Several national conservative groups derided the move, including Grover Norquist’s Americans for Tax Reform, which called it a “step in the wrong direction.” But local tea party leaders, wary of being painted as the reason hospitals were forced to shutter, didn’t muster a spirited opposition.

“It’s not a good idea, but it’s something we’re staying out of. It’s a lose-lose. If we opposed and the hospitals closed, we’d be blamed,” said Debbie Dooley, a co-founder of the Atlanta Tea Party. “You can’t fight every battle. But if this starts happening with other legislation, you’ll start seeing us step up.”

Although the loss of $700 million in funding has been avoided, the state’s Medicaid woes are far from over. The program is still facing a nearly $390 million budget hole even with plans by the Department of Community Health to trim tens of millions of dollars. Medicaid enrollment, which already provides care for 1.7 million low-income residents, continues to swell as the economy continues to struggle and Georgia’s population grows. And President Barack Obama’s health care overhaul brings with it new costs and penalties, many of which remain unknown.

Already, some hospital executives worry that the Department of Community Health’s proposal to cut Medicaid reimbursements by 0.74 percent for many providers could lead some physicians to limit the number of low-income patients they’ll see — or stop accepting them altogether.

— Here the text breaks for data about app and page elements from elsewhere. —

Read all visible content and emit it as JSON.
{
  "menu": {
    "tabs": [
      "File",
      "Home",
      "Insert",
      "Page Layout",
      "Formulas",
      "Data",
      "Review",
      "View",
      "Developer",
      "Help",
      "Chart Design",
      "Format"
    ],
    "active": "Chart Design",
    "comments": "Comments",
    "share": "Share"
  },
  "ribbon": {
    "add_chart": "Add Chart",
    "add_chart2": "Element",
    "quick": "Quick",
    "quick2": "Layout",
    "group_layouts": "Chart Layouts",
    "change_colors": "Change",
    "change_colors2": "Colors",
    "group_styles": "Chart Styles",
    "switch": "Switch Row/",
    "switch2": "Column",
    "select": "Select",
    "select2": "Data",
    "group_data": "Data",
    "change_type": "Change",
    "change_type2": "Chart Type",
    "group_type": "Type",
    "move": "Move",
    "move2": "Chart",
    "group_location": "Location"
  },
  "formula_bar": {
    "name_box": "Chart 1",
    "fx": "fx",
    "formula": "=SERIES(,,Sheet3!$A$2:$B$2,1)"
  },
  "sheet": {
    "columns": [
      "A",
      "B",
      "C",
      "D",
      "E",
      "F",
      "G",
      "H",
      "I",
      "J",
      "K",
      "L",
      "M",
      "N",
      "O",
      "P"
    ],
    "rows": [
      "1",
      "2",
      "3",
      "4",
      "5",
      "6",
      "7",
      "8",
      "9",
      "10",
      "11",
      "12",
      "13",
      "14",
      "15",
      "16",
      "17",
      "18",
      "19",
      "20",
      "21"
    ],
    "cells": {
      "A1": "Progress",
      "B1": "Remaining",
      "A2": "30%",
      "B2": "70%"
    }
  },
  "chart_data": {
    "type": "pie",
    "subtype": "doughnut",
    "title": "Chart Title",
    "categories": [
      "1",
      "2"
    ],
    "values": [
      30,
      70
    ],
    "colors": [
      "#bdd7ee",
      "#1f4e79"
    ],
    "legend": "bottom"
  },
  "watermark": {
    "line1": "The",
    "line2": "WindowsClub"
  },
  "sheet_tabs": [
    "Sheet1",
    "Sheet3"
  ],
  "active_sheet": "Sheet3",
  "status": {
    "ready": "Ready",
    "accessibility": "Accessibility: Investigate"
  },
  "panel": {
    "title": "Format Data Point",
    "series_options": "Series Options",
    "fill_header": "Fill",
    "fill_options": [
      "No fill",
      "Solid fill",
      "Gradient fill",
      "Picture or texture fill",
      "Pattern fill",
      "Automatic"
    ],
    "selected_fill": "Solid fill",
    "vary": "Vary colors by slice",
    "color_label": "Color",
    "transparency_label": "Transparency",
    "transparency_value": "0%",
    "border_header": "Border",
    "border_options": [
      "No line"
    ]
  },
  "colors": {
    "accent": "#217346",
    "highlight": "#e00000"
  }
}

“Some have said enough is enough,” said David Tatum, vice president of government affairs for Children’s Healthcare of Atlanta.

Meanwhile, safety net hospitals are bracing for drastic cuts in federal funding that could jeopardize their ability to provide critical care for tens of thousands of uninsured and poor Georgians.

Starting in 2014, the federal government plans to cut in half over five years an $11 billion program that helps at least partially cover the cost of caring for uninsured patients. The loss was supposed to be offset by the expansion of Medicaid that would ensure millions more people would have health coverage.

But the governor has said Georgia can’t afford to expand Medicaid as it currently operates. He and many other Republican governors have questioned whether the federal government will be able to hold up its end of the bargain — covering 100 percent of the cost of the expansion for the first three years and at least 90 percent thereafter.

The expansion would cost the state an estimated $4.5 billion over 10 years on top of the financial challenges Medicaid already faces, said Christopher Schrimpf, a spokesman for the Department of Community Health.

“As the governor has said,” Schrimpf said, “even with the federal government buying lunch, we still can’t afford the tip.”

About one in five Georgia residents don’t have health coverage. Hospitals make up for the lost revenue by increasing prices for patients who can pay. The result: higher insurance premiums for companies and their workers.

Advocates for an expansion, however, say that expanding the program would not only provide health coverage to the uninsured but also give the state’s economy a much-needed boost.

Expanding Medicaid would create an estimated 70,000 new jobs in Georgia and have an economic impact statewide of $8 billion a year, according to a new study conducted by Georgia State University professor Bill Custer, one of the state’s leading health care economists. An expansion would also produce roughly $276 million in new state and local tax revenue annually, the study shows. The report released this week was commissioned by the Healthcare Georgia Foundation, which focuses on expanding access to quality health care for underserved Georgians.

For hospitals in states that have opted not to expand Medicaid, including Georgia, the loss of federal dollars could be catastrophic. Grady Memorial Hospital would lose an estimated $45 million in federal funding if Medicaid isn’t expanded and an alternative solution isn’t found.

The sprawling downtown Atlanta hospital would be forced to cut clinical services, Grady CEO John Haupert said. And as many as a dozen rural hospitals could be shuttered if the federal dollars dry up, he said.

“That issue is being used as a political volleyball,” Haupert said. “It’ll come down to the bitter end before it gets resolved.”